Wolfenstein: The New Colossus (Switch): Panic Button has the Reich touch
Think about this for a minute: I can now play a current-generation first person shooter while sitting on the toilet. Not that I did for this review but, you know, if I can if I want to.
Or in bed while my wife reads on her iPad. Or during my lunch break at work. What a world we live in, eh?
I have to say I’m impressed with what Panic Button have done with Wolfenstein on the Switch.
Sure, if you want the most graphical superior version of the game then the Switch version isn’t for you and if you’re the type of gamer that will balk at lower resolutions then, again, the Switch version isn’t for you.It’s for gamers like me who haven’t played the game on another platform and it’s for gamers who want to play Bethesda’s latest Nazi-killing simulator on the go, filling the well-worn combat boots of BJ Blazkowicz in a story of what the world would be like if Nazi’s had won WW2 and invaded the US of A.
Wolfenstein 2 is the second Bethesda shooter from Panic Button that has appeared on the Switch and right off the bat, the port seems a much smoother experience right off the bat than the port of Doom, which took a few patches to sort its frame rates out.
Make no mistake, this version is the real deal in terms of content: It’s the same game that appeared on the PC, Xbox One and PlayStation 4 last year but, as is to be expected for a portable machine that has a fraction of the processing power of its rivals, Panic Button has made compromises to get the game working on the Switch.
As you’d expect, textures are much lower in resolution (mostly noticeable on faces and clothing), it uses a dynamic resolution to adjust the pixel count on the fly and the game is locked at 30 frames a second.To my old man eyes, I thought the game ran smoothly in both docked and portable mode (looking slightly better in portable mode given the smaller screen) and I had a blast.
One thing I did notice due to the lower resolution and blurrier textures, was every now and then textures would pop in a few moments later, and at times, picking out enemies and power ups in some locations was much, much harder than it should have been, especially when in portable mode.

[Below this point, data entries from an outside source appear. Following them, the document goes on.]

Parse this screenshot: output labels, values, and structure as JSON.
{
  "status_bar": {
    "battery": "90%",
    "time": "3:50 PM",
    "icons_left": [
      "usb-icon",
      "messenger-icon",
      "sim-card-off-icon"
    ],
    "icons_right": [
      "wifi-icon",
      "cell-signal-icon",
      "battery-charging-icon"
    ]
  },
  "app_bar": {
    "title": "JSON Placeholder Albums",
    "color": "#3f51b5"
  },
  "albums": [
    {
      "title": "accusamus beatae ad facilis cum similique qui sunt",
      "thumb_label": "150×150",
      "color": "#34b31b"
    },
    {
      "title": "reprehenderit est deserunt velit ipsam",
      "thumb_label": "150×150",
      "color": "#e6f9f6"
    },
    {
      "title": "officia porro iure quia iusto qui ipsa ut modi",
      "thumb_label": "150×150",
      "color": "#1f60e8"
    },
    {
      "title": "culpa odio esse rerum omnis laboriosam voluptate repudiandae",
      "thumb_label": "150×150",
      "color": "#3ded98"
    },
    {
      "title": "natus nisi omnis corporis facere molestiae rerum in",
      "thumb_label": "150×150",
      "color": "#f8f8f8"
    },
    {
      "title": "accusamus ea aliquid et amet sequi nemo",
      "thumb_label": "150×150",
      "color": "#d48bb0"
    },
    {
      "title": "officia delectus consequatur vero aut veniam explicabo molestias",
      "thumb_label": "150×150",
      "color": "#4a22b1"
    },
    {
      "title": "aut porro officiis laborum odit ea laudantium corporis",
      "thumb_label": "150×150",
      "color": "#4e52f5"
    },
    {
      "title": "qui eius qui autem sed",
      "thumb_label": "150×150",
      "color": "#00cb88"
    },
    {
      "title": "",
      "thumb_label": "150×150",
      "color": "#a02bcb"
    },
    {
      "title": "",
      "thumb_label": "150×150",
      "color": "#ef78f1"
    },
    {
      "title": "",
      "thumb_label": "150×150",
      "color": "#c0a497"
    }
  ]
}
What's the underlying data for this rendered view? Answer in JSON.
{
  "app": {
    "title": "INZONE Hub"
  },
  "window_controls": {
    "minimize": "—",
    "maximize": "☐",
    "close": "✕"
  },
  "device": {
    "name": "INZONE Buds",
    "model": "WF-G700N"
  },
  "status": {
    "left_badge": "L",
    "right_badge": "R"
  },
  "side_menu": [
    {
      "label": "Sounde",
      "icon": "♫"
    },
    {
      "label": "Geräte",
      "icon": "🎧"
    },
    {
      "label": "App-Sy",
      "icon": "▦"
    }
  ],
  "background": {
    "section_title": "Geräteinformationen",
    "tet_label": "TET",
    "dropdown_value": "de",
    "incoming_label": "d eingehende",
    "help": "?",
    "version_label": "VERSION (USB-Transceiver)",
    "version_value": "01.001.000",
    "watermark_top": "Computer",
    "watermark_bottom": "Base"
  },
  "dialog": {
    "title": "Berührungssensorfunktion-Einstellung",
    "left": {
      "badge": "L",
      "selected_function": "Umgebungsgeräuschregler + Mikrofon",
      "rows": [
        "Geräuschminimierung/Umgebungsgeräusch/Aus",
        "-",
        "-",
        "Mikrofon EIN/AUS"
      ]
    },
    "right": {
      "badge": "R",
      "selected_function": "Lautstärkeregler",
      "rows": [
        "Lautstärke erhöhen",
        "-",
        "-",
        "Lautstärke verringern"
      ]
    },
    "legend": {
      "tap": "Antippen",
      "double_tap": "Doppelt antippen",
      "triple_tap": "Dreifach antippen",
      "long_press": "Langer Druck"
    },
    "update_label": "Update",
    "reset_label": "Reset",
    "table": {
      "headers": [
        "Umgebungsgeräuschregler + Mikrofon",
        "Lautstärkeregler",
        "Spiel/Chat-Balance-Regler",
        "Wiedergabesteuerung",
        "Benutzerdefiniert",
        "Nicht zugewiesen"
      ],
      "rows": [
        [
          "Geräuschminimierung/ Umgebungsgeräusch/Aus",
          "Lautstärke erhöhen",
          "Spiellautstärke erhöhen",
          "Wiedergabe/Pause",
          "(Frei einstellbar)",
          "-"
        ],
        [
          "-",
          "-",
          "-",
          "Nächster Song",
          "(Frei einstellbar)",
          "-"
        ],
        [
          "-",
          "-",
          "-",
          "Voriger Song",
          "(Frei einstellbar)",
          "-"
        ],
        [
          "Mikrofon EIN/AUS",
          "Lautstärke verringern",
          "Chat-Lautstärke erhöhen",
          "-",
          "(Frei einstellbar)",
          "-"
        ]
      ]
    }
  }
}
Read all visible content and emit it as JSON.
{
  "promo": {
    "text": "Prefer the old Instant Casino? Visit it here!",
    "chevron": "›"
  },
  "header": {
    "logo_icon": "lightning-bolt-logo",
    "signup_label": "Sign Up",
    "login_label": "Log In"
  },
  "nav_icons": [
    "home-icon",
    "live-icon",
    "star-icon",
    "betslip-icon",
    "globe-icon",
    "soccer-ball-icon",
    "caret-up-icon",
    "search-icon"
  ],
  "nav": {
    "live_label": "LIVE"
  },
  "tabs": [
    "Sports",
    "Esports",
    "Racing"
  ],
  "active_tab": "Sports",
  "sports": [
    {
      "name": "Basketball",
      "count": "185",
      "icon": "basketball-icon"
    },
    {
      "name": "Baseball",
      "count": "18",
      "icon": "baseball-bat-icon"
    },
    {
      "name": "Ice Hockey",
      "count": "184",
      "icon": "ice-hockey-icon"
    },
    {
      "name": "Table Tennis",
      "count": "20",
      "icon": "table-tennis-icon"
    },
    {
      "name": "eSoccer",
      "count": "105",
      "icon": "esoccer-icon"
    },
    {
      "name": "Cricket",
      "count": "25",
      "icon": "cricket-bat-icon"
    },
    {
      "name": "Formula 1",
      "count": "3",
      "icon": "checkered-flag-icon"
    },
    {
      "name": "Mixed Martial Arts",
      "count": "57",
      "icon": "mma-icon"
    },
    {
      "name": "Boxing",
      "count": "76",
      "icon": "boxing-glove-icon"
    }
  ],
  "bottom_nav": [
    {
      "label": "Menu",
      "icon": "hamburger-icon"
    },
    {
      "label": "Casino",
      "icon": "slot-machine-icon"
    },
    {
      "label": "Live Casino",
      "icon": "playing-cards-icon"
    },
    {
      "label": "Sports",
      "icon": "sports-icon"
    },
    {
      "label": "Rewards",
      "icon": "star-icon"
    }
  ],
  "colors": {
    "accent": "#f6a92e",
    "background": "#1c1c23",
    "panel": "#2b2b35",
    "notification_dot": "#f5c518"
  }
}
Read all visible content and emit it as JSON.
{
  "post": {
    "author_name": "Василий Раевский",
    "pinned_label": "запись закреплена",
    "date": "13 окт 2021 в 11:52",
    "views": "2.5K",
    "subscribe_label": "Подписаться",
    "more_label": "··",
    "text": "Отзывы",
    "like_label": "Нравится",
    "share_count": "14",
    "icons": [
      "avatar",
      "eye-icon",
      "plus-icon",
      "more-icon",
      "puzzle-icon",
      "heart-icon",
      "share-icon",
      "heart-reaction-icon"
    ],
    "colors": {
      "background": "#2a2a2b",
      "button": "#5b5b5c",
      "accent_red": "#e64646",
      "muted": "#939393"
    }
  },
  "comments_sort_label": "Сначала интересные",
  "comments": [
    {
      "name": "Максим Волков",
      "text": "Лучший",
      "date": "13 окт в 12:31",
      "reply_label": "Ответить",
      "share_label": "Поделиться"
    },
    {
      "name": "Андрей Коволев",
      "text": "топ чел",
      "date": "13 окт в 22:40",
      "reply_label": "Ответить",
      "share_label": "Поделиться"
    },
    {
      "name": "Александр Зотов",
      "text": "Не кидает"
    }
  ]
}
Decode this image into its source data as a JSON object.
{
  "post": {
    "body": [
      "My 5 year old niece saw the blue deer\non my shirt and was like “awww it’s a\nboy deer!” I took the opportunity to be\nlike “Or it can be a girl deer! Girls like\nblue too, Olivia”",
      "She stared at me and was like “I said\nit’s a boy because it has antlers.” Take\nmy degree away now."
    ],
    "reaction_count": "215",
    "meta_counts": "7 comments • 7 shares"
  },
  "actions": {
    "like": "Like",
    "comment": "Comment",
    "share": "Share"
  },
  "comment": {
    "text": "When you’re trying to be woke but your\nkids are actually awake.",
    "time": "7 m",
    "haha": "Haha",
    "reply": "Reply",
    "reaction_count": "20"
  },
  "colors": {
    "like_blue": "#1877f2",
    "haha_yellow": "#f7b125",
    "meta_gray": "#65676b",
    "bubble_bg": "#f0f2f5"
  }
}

I found the text size of subtitles was too small for my old man eyes. Even with my reading glasses on, I struggled to read them. Dear Panic Button, perhaps an upcoming patch might address that issue?
The latest adventures of BJ Blazkowicz is a battery hog, though. I started the game with 79% battery & by the time I’d completed the first mission and a few minutes of the second mission, my Switch’s battery was down to 42% – and the wee thing’s internal fan was working overdrive. Wolfenstein is working the Nintendo Switch to within an inch of its life but, frankly, I can see why.
Look, Wolfenstein: The New Colossus is going to have its detractors but I tip my hat to Panic Button: The developer has knocked it out of the park with this portable version and I’m glad I waited until now to play it, to be honest.
It’s just an added bonus that I can also now play Wolfenstein The New Colossus on the toilet, if I’m that way inclined, of course. I’ll keep you posted.
Thanks to Bethesda in Australia for the review copy of the game.